Current observed coral mortality (as of November 2016) from this years bleaching event along the Great barrier Reef. Image produced by Australian Institute of Marine. Source
The major driver that is at the core of bleaching events is global warming. The double edged blade of global warming simultaneously increases sea temperatures and ocean acidity. Global warming is due to increased carbon dioxide in the environment, 30% of which is absorbed into the ocean. This decreases the levels of carbonate ions in the water and increases the acidity – a process known as ocean acidification. In the last 100 years we have seen a drop in the pH of the ocean of 0.1. This may sound low but these levels of acidity are outside of those seen in the last million years, and could exceed anything the planet has seen in 40 million years if global warming continues at the predicted rate.
To corals global warming is an attack on many fronts. The increased acidity of future oceans may make corals struggle to build up their carbonate bodies (studies suggest some corals may compensate to changing acidity– but at what cost?). Rising temperatures cause them to expel their zooxanthellae leading to weakening and mortality. Furthermore, global warming is predicted to increase the severity and frequency of storms and El Niño events, that as we have seen can decimate reefs over extremely short time periods.
A loss of reef-forming corals will alter the GBR ecosystem, and its future looks uncertain in the face of these challenges. Major regime shifts in tropical-reef ecosystems have been observed after bleaching events, transforming a coral-reef to a less diverse seaweed-dominated ecosystem. This shift will cause a cascading loss of fish and other animals that are dependent upon coral structures. However, the chances of a shift are decreased for reefs in deeper waters, those with more complex structures, and areas with more juveniles that allow the reef to build up again. This could provide patches of refuge to the GBR and enable future recolonisation to damaged areas with enough time. There is also evidence of novel reef ecosystems emerging that, although different from the previous pristine systems, could still support a diversity of life.

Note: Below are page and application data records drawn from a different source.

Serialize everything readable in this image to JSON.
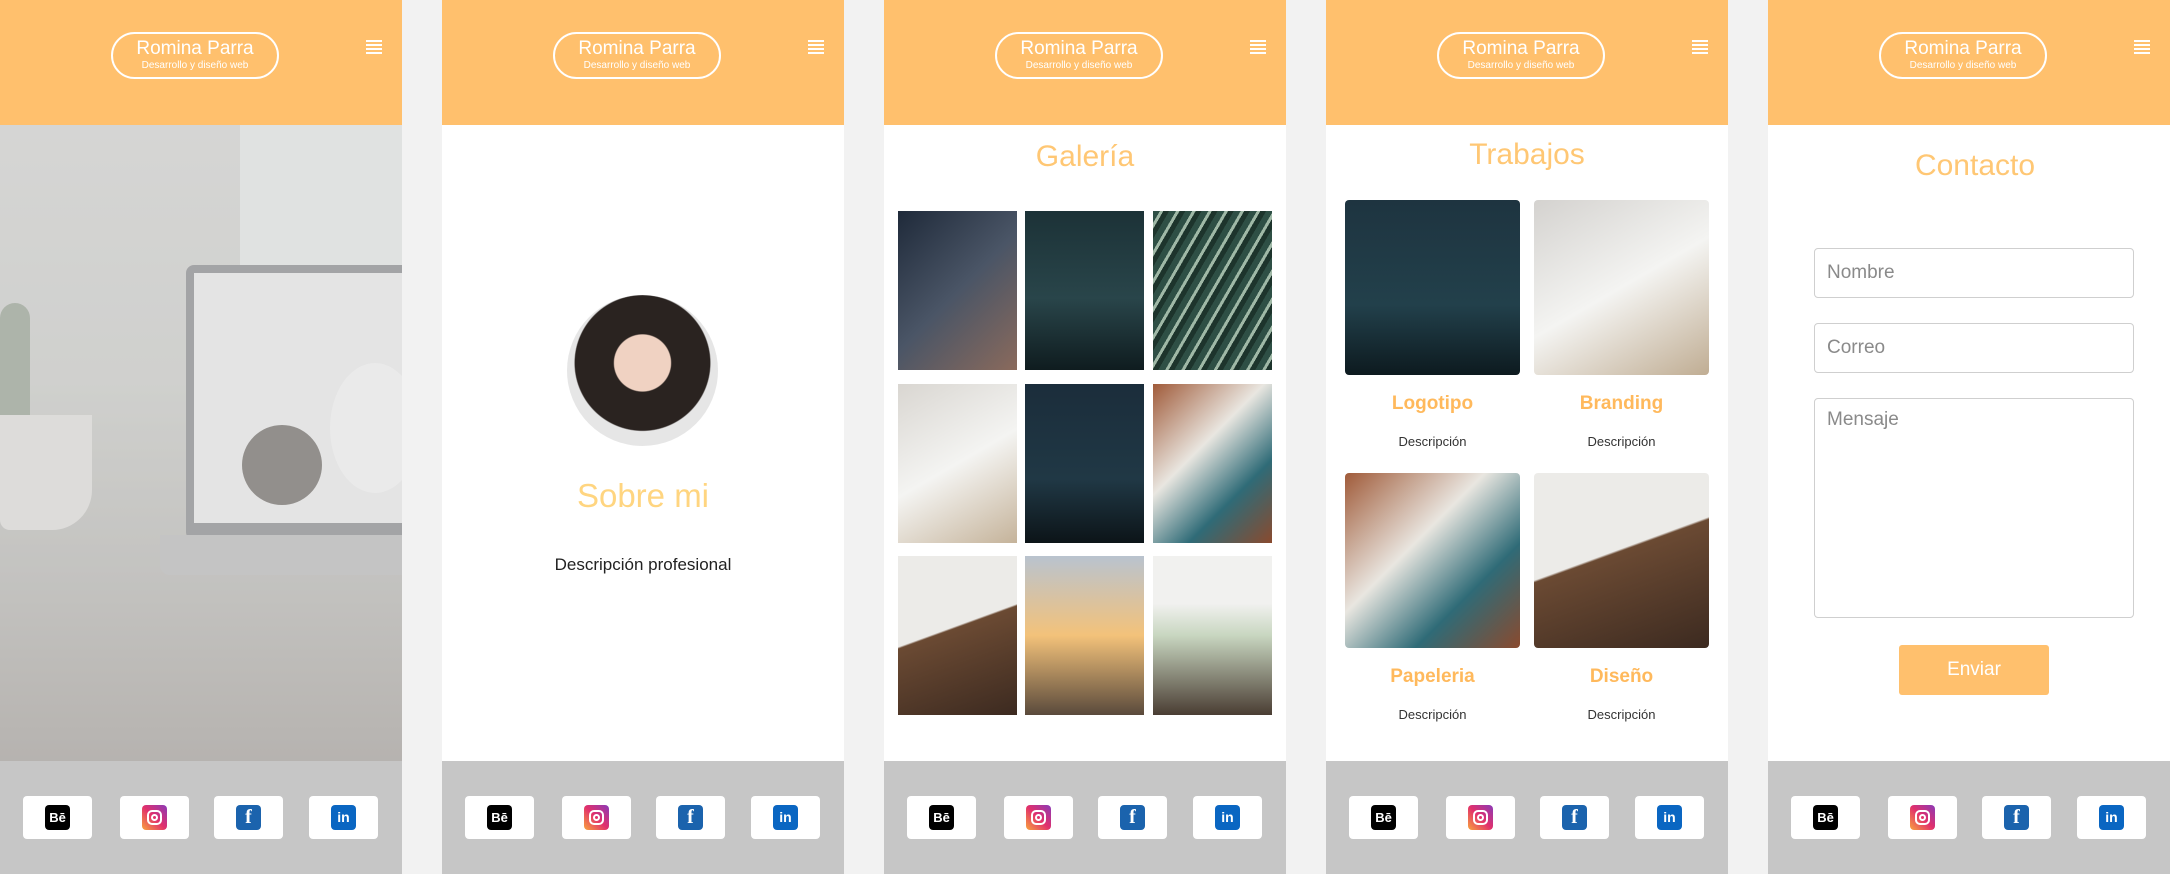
{
  "brand": {
    "name": "Romina Parra",
    "subtitle": "Desarrollo y diseño web"
  },
  "colors": {
    "header": "#ffc06d",
    "footer": "#c6c6c6",
    "accent_title": "#ffc774",
    "button": "#ffc06d"
  },
  "social": [
    {
      "icon": "behance-icon",
      "glyph": "Bē"
    },
    {
      "icon": "instagram-icon",
      "glyph": ""
    },
    {
      "icon": "facebook-icon",
      "glyph": "f"
    },
    {
      "icon": "linkedin-icon",
      "glyph": "in"
    }
  ],
  "about": {
    "title": "Sobre mi",
    "description": "Descripción profesional"
  },
  "gallery": {
    "title": "Galería"
  },
  "works": {
    "title": "Trabajos",
    "items": [
      {
        "title": "Logotipo",
        "description": "Descripción"
      },
      {
        "title": "Branding",
        "description": "Descripción"
      },
      {
        "title": "Papeleria",
        "description": "Descripción"
      },
      {
        "title": "Diseño",
        "description": "Descripción"
      }
    ]
  },
  "contact": {
    "title": "Contacto",
    "name_placeholder": "Nombre",
    "email_placeholder": "Correo",
    "message_placeholder": "Mensaje",
    "send_label": "Enviar"
  }
}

With the damage observed this year the future health of the GBR may never be what it was 100 or even 40 years ago within our lifetime, but it is still very much alive, and it is the time to fight for its’ future. This is exactly what scientists are doing. Current studies are looking to create ‘supercorals’, whereby they are attempting to speed up the rate of evolution so corals can take up zooxanthellae better adapted to cope in the face of global warming. There is research focussing on understanding why some tropical coral species and regions show more resilience to bleaching. Increasingly effective management strategies to tackle ocean acidification. Tools that reduce the combined effects of other stressors that can weaken corals, such as sedimentation and predation (check out this starfish-killing robot), making it harder for them to fight the battle against climate change.
The current mass bleaching events on the Great Barrier Reef leave us on the brink of an extreme ecological disaster. If a global change is not rapid to mitigate the effects of a warming planet we may see a meltdown of the Great Barrier Reef. But humans are undoubtedly one of the most adaptable species on the planet – change can occur.